Winter driving fun: There’s that moment we’ve all experienced when you realize you are not going to make it to your destination. Your tires spin, your tail swerves. Now what? How about when your wipers have lost their battle with the freezing precipitation and your windshield resembles frosted glass?
No matter how much new technology and new features auto manufacturers manage to cram into our cars, winter still seems to win out. The key to maintaining the upper hand is preparation and technique.
Tires / When it comes to winter travel, the most important decision you make is tire choice. Tire companies have been touting all-season tires for years, but as good as the latest ones are, they are no match for a real snowfall. When the heavy stuff hits, four dedicated snow tires offer far superior traction, dramatically affecting acceleration, braking, and cornering. Even if you have all-wheel or four-wheel drive, you still need winter tires.
Technique / Adjusting your speed for conditions means slowing down, but also maintaining enough speed when approaching a hill. Braking should be done before cornering, and don’t accelerate until your wheels are again pointed straight after exiting the turn. Most vehicles you see off the road in winter are AWD SUVs. AWD only gives you better traction for accelerating. It does not help in cornering or braking. Even with traction and stability control, you can still slide out. The key to winter driving is being smooth, avoiding sudden gas, brake, or steering inputs. Lastly, remember to increase the distance between you and the car in front.
Clear visibility / To keep your windshield free of ice and slush, start with a thorough cleaning before the snow flies. Use a product like Invisible Glass or Rain-X, which have built-in repellants, making ice and snow less likely to stick. The next step is replacing wiper blades. Blades should be replaced every six months, but certainly at the start of winter.
If your car has been parked and has a build up of ice on the glass, start the car and put the defroster on low or medium. As the car warms up, this will loosen the ice’s adhesion to the glass and make removal a much easier process. Don’t hack and chop at the ice as you can damage your windshield or paint. Once the windshield is warm, your scraper will have an easy job. Make sure your windshield washer tank is filled with a winter fluid containing a de-icer. Never put water in your washer tank: it will freeze.
Travel tips / Before you hit the road for any considerable distance, check your tire pressure and fluids and give your car a good coat of wax or polish. This will cut down on snow build-up on painted surfaces. If your car is already covered with snow, brush it off. Your outward visibility will be much better and you won’t blind those behind you with the snow coming off your car. Besides, it’s the law.
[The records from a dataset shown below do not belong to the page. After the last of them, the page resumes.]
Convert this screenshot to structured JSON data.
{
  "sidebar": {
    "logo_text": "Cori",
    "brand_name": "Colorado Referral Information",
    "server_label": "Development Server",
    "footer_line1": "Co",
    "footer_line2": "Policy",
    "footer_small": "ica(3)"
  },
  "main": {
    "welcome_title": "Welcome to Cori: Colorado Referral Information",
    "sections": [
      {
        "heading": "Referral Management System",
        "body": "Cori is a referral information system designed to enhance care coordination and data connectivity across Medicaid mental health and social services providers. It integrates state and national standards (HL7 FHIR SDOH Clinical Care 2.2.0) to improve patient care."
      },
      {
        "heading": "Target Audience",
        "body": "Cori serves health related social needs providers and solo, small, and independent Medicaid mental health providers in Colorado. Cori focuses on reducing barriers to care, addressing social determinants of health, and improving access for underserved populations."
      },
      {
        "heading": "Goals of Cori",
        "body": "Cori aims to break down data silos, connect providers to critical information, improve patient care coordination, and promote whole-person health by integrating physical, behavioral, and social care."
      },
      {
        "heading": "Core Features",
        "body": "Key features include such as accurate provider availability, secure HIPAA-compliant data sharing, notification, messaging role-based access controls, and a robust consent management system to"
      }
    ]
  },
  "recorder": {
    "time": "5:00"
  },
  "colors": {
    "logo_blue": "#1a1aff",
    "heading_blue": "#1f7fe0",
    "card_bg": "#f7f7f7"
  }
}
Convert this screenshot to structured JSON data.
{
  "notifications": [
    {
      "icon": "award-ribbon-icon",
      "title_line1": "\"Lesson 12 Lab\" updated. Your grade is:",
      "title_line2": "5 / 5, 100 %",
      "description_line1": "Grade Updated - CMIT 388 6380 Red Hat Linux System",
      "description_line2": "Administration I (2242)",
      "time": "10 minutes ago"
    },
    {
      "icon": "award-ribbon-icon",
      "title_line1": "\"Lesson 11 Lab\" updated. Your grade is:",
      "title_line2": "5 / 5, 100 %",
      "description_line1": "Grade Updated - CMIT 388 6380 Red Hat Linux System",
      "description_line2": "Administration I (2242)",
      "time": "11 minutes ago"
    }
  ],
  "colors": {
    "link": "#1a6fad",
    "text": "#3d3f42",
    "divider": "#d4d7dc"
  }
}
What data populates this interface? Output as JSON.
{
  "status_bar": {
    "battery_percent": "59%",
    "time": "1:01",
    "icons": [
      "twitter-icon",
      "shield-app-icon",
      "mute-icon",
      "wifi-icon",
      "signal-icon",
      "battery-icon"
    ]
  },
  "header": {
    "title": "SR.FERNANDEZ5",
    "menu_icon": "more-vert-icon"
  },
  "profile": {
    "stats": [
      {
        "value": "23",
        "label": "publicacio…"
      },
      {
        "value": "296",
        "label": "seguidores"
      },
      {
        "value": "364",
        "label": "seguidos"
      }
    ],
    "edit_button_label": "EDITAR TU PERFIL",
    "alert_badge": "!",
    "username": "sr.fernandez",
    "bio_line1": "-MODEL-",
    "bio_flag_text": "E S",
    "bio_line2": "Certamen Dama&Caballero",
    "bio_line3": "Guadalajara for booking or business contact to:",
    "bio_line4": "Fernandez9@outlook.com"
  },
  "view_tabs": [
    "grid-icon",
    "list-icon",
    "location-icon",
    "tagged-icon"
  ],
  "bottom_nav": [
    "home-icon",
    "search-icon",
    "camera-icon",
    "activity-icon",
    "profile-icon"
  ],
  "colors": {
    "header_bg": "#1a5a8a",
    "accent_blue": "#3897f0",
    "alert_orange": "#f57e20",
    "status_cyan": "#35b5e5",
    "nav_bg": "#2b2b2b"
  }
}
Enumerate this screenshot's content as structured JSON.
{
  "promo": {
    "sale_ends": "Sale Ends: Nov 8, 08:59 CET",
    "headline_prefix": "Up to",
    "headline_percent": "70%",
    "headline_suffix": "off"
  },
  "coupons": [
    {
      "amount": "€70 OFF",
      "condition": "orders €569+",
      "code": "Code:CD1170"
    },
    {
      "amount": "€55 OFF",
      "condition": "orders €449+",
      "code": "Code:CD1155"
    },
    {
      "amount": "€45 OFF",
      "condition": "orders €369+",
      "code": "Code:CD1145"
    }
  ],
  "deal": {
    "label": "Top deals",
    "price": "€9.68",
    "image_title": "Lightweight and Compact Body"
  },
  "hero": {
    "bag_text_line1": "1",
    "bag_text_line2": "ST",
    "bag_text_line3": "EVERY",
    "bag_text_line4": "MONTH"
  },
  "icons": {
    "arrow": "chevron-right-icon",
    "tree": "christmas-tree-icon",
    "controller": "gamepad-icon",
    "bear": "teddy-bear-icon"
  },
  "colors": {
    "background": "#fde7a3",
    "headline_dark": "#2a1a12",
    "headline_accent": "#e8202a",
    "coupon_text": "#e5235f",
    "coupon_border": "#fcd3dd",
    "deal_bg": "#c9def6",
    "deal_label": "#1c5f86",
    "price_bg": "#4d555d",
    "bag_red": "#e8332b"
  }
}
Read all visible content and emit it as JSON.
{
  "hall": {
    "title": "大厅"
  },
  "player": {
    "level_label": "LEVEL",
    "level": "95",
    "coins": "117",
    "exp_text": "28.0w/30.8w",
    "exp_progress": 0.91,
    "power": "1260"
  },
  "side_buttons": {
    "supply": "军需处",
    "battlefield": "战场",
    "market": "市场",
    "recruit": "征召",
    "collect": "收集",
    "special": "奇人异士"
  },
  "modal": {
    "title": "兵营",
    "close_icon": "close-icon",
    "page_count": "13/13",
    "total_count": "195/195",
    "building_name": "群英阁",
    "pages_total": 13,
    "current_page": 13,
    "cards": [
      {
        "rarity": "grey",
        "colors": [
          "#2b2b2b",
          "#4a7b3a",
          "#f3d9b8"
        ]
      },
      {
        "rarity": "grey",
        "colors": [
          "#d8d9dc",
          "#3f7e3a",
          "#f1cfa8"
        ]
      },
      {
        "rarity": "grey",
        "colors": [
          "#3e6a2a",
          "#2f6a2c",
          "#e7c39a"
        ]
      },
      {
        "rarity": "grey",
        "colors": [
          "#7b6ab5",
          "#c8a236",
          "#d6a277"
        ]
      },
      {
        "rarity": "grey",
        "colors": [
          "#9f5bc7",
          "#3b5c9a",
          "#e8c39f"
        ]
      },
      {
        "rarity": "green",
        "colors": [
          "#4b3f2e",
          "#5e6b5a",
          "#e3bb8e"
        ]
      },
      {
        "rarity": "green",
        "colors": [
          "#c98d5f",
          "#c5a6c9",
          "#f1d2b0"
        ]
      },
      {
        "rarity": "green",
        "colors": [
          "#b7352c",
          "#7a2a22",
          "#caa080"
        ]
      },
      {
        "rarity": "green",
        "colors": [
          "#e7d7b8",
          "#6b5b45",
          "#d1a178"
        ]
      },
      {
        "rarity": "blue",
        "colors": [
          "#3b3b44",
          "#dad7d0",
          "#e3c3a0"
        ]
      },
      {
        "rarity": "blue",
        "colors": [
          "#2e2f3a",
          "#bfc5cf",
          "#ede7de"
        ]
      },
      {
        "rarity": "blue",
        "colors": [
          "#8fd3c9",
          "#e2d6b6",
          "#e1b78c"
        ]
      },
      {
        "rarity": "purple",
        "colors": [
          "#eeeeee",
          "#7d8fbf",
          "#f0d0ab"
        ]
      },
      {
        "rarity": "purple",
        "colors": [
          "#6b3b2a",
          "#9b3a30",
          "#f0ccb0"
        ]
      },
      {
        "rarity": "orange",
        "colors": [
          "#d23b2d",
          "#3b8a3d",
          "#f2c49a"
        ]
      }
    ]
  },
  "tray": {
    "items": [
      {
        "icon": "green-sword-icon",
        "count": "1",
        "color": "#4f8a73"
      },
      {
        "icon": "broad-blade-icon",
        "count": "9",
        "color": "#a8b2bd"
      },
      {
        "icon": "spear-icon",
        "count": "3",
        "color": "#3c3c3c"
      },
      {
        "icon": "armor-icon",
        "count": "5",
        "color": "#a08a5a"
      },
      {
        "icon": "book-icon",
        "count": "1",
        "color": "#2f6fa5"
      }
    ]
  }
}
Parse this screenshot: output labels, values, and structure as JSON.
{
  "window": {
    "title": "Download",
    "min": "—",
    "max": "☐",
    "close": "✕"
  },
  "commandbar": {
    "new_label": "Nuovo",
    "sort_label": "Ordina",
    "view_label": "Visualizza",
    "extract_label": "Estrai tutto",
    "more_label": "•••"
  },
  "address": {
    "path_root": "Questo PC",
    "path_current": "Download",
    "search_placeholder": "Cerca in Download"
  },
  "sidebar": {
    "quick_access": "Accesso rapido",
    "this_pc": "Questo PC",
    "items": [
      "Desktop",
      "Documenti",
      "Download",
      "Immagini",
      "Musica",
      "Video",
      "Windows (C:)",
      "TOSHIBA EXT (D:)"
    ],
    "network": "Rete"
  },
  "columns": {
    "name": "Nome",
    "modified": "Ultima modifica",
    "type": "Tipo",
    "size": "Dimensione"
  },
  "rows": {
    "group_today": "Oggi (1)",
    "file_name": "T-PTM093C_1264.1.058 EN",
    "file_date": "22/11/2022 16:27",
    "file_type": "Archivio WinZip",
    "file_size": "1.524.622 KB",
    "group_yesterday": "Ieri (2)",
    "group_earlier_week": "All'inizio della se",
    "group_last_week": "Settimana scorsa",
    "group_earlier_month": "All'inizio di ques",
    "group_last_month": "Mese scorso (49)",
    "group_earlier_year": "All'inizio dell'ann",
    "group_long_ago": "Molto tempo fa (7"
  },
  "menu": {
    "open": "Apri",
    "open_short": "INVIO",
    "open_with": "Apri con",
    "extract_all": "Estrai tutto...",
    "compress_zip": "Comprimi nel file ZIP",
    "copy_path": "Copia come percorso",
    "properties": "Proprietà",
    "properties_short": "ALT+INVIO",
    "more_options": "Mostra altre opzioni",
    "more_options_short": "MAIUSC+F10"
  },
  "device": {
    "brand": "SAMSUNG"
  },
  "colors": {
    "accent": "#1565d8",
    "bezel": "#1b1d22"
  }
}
For winter trips, your car should have an emergency kit including: a shovel (in case you ignore my driving tips above), jumper cables, extra washer fluid, a blanket, emergency flares, non-perishable food, drinking water, a small piece of carpet (for tire traction or to kneel on when changing a tire), and a first-aid kit. If you are heading north, a set of tire chains is a good idea. New designs are a snap to install.
Accessories / As the behemoth SUV slowly fades into extinction, consumers are driving smaller vehicles. For those times you need more room, say, for a ski trip to Vermont, consider a roof box. Thule, based in Seymour, Connecticut, is the originator and still the top dog in roof box design and quality. Their newest models are easy to install, load from either side, come in a wide variety of sizes and are very aerodynamic. To keep your interior cleaner, get a set of fitted winter floor mats, preferably designed specifically for your car so they don’t slide around and get caught under the pedals. In addition to containing the dirt and water, they can be used in a pinch to give you traction under your tires—face down—if you get stuck.